Putin's Likely Course of Action in Ukraine - Part 2

December 11, 2021

Russian President Vladimir Putin is amassing a military force on and near Ukraine’s borders large enough to conduct a full-scale invasion. Western intelligence agencies have reportedly intercepted Russian military plans to do so by early February. Visible Russian military activities and these plans so clearly support preparations for an invasion that it seems obvious that Putin really might invade if his demands are not met.

Putin is rarely so obvious, however, and a massive Russian invasion of Ukraine would mark a fundamental transformation of the approach he has taken for two decades to advance his interests and respond to threats. We cannot dismiss the possibility that such a transformation has occurred. The United States, NATO, and Ukraine must seriously consider the risk of a Russian invasion of Ukraine and prepare military, diplomatic, and economic measures to deter and respond to that threat.

Putin's Likely Course of Action in Ukraine - Part 1

December 10, 2021

Russian President Vladimir Putin is amassing a large force near the Ukrainian border and reportedly has a military plan to invade and conquer most of unoccupied Ukraine.  Western leaders are rightly taking the threat of such an invasion very seriously, and we cannot dismiss the possibility that Putin will order his military to execute it.  However, the close look at what such an invasion would entail presented in this report and the risks and costs Putin would have to accept in ordering it leads us to forecast that he is very unlikely to launch an invasion of unoccupied Ukraine this winter. Putin is much more likely to send Russian forces into Belarus and possibly overtly into Russian-occupied Donbas. He might launch a limited incursion into unoccupied southeastern Ukraine that falls short of a full-scale invasion. 

A full-scale Russian invasion of unoccupied Ukraine would be by far the largest, boldest, and riskiest military operation Moscow has launched since the 1979 invasion of Afghanistan. It would be far more complex than the US wars against Iraq in 1991 or 2003. It would be a marked departure from the approaches Putin has relied on since 2015, and a major step-change in his willingness to use Russian conventional military power overtly.
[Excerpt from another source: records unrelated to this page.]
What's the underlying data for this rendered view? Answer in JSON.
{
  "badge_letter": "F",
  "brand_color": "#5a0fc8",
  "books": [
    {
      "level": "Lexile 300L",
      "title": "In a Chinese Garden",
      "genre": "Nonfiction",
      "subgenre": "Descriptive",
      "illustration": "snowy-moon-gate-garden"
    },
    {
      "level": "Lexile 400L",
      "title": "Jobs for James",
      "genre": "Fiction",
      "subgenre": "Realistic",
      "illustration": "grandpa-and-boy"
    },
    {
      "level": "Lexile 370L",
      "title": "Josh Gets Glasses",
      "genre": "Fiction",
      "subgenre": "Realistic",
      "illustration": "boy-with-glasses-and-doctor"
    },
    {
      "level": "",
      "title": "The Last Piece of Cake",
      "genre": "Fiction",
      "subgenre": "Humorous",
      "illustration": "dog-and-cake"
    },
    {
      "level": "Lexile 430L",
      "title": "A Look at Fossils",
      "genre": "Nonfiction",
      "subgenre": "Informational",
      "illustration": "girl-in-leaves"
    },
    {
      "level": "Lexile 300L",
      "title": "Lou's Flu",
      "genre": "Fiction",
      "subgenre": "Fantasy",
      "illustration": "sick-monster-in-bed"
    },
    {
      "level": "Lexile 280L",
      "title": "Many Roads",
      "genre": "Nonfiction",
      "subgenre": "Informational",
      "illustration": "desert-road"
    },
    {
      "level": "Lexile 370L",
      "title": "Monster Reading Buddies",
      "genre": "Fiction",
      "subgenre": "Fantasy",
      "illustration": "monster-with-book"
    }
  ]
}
It would cost Russia enormous sums of money and likely many thousands of casualties and destroyed vehicles and aircraft.  Even in victory, such an invasion would impose on Russian President Vladimir Putin the requirement to reconstruct Ukraine and then establish a new government and security forces there more suitable for his objectives.